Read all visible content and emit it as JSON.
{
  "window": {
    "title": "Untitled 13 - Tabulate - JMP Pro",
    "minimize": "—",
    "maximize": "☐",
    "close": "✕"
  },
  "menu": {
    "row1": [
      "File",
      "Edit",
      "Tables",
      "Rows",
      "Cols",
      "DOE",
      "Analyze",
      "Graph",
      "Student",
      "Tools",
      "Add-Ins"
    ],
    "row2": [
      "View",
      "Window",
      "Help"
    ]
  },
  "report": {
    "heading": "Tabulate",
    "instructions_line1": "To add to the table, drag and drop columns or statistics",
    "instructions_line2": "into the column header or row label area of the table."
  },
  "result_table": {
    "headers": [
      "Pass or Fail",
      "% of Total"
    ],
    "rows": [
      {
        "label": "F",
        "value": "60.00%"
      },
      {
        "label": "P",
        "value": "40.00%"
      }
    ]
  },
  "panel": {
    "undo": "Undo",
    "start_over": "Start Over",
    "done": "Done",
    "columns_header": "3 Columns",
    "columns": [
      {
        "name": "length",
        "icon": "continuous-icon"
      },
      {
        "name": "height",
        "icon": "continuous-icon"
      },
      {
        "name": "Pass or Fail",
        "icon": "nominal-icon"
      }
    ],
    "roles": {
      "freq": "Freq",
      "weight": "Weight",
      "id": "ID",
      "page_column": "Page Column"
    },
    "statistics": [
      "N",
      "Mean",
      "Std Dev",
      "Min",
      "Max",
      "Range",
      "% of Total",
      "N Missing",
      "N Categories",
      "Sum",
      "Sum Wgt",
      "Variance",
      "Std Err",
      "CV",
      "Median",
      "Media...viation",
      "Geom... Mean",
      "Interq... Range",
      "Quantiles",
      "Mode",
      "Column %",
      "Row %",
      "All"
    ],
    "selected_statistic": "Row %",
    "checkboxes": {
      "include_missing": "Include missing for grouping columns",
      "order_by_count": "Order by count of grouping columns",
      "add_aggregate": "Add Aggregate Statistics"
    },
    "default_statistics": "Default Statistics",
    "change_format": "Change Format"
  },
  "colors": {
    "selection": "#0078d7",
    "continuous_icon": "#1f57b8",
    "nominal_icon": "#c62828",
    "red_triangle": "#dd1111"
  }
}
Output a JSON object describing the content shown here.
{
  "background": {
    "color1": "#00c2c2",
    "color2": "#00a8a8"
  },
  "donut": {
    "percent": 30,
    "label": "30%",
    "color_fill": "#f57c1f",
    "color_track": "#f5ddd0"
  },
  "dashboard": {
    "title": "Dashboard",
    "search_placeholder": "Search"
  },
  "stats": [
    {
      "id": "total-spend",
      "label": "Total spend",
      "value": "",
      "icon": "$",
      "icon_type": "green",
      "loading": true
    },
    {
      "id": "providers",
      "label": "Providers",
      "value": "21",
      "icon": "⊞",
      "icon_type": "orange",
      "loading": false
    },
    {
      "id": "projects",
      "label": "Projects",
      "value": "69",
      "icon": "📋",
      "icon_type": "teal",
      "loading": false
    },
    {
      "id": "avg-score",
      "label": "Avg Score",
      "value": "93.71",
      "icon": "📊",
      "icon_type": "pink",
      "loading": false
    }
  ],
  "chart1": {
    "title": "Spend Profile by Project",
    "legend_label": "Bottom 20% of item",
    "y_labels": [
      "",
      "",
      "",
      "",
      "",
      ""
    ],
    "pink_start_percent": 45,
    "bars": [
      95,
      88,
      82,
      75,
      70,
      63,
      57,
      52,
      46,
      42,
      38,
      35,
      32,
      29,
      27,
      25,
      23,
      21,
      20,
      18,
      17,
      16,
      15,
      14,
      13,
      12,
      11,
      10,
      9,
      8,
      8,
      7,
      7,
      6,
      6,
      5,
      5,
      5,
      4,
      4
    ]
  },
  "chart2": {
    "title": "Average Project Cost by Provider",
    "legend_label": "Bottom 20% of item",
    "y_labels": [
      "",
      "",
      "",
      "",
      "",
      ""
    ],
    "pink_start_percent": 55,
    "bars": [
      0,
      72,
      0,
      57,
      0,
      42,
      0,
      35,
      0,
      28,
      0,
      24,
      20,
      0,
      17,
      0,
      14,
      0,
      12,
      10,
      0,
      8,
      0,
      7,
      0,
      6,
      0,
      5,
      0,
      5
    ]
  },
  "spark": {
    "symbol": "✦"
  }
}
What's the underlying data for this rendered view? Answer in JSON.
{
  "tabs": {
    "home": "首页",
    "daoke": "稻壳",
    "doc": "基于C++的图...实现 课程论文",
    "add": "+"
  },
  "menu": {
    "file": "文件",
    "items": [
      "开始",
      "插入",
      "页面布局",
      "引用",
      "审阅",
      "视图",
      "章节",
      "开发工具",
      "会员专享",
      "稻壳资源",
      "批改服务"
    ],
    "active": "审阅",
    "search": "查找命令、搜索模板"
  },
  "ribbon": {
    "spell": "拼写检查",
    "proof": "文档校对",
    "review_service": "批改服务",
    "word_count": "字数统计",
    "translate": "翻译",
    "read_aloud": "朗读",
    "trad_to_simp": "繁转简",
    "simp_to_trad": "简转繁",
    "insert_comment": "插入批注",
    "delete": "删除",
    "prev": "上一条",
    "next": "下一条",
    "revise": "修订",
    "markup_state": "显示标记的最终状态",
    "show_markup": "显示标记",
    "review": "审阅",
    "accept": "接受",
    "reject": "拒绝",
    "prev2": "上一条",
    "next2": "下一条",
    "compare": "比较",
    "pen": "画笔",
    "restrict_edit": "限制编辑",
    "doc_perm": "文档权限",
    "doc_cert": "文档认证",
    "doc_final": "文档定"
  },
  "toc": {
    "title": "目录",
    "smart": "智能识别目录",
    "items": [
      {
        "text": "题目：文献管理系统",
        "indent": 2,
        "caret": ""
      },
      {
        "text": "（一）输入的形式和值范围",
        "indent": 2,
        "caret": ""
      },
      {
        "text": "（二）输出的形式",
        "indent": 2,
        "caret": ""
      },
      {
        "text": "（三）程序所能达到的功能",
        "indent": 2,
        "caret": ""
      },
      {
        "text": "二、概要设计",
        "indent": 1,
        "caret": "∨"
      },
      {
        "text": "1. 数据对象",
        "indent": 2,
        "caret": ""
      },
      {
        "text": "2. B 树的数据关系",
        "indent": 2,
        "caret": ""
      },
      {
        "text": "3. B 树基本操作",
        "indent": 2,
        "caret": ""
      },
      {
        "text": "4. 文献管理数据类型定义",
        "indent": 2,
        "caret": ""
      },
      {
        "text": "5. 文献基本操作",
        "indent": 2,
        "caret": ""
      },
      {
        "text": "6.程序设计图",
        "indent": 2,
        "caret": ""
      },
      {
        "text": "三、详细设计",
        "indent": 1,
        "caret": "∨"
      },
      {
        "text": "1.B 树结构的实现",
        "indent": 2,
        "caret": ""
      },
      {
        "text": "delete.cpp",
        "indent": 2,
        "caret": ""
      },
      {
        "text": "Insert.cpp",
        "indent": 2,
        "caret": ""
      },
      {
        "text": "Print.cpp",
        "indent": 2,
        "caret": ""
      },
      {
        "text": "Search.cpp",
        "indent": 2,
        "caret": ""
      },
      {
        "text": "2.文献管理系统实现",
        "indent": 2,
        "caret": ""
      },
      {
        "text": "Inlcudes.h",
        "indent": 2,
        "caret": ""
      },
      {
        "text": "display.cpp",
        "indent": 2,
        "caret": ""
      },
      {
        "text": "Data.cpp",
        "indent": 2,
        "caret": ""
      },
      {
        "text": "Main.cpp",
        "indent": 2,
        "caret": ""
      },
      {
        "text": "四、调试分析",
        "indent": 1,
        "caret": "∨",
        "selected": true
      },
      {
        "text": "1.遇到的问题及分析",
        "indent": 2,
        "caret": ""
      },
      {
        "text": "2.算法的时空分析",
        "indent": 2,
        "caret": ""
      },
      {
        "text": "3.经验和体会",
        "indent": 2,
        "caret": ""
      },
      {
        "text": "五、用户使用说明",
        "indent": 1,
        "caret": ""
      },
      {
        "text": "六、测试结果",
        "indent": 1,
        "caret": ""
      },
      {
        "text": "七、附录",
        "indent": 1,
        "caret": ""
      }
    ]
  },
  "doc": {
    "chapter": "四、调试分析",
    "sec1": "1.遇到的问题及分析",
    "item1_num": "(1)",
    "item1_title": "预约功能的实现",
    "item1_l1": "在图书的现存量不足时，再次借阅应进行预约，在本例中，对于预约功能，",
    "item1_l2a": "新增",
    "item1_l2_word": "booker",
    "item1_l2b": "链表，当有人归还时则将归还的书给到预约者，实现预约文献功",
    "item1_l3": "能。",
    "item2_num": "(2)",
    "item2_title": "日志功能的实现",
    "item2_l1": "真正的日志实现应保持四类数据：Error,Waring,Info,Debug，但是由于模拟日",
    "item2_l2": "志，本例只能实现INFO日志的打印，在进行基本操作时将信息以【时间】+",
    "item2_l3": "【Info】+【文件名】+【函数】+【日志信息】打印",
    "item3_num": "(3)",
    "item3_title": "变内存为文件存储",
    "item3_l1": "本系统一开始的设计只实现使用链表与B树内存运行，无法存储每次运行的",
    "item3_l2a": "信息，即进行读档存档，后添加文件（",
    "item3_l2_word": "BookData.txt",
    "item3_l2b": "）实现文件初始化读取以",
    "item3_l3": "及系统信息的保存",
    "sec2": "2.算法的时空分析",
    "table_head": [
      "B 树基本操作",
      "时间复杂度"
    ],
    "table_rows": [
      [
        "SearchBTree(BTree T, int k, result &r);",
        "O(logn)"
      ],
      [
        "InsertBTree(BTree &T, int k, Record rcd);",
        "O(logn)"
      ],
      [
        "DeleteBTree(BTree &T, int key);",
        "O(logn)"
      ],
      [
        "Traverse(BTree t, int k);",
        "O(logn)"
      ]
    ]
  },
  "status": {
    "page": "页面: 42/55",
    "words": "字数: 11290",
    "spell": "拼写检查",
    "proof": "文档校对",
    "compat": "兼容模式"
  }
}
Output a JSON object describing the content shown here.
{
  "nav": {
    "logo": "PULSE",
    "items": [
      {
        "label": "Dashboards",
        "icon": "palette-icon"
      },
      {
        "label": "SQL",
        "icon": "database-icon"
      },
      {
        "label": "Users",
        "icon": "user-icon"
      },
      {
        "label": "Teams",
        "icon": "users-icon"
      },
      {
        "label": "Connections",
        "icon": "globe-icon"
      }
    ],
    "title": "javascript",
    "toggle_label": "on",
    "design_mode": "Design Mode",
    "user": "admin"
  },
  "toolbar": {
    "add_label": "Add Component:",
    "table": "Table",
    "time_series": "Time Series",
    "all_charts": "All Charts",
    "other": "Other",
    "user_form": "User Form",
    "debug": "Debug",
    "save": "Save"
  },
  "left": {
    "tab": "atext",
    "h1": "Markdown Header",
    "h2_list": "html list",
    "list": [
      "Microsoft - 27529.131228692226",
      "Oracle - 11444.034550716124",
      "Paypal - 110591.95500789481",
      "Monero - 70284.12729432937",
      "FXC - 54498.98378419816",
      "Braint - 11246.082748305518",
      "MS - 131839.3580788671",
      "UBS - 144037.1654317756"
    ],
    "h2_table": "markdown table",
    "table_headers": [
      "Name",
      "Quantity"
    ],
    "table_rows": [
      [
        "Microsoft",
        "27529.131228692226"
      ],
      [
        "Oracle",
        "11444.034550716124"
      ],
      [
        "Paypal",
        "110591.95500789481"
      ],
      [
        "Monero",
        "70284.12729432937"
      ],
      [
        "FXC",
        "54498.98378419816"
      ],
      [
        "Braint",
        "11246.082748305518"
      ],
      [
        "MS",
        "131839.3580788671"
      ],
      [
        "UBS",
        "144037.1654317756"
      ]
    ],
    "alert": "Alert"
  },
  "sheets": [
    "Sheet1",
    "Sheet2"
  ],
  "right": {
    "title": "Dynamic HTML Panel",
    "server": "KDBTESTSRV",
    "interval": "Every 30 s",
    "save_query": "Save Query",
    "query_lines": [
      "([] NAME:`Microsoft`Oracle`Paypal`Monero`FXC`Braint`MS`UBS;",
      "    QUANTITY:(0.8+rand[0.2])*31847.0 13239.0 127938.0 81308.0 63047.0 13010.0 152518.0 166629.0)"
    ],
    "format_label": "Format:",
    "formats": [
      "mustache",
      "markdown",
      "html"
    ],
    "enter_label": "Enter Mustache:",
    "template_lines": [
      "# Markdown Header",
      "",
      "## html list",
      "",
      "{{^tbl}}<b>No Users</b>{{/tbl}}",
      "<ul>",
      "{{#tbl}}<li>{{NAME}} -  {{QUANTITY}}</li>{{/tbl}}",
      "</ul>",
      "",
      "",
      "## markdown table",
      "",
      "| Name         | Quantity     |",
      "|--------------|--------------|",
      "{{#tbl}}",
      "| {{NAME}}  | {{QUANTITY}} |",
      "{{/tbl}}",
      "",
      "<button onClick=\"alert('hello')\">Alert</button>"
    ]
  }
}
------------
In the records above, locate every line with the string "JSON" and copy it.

Read all visible content and emit it as JSON.
Output a JSON object describing the content shown here.
What's the underlying data for this rendered view? Answer in JSON.
Output a JSON object describing the content shown here.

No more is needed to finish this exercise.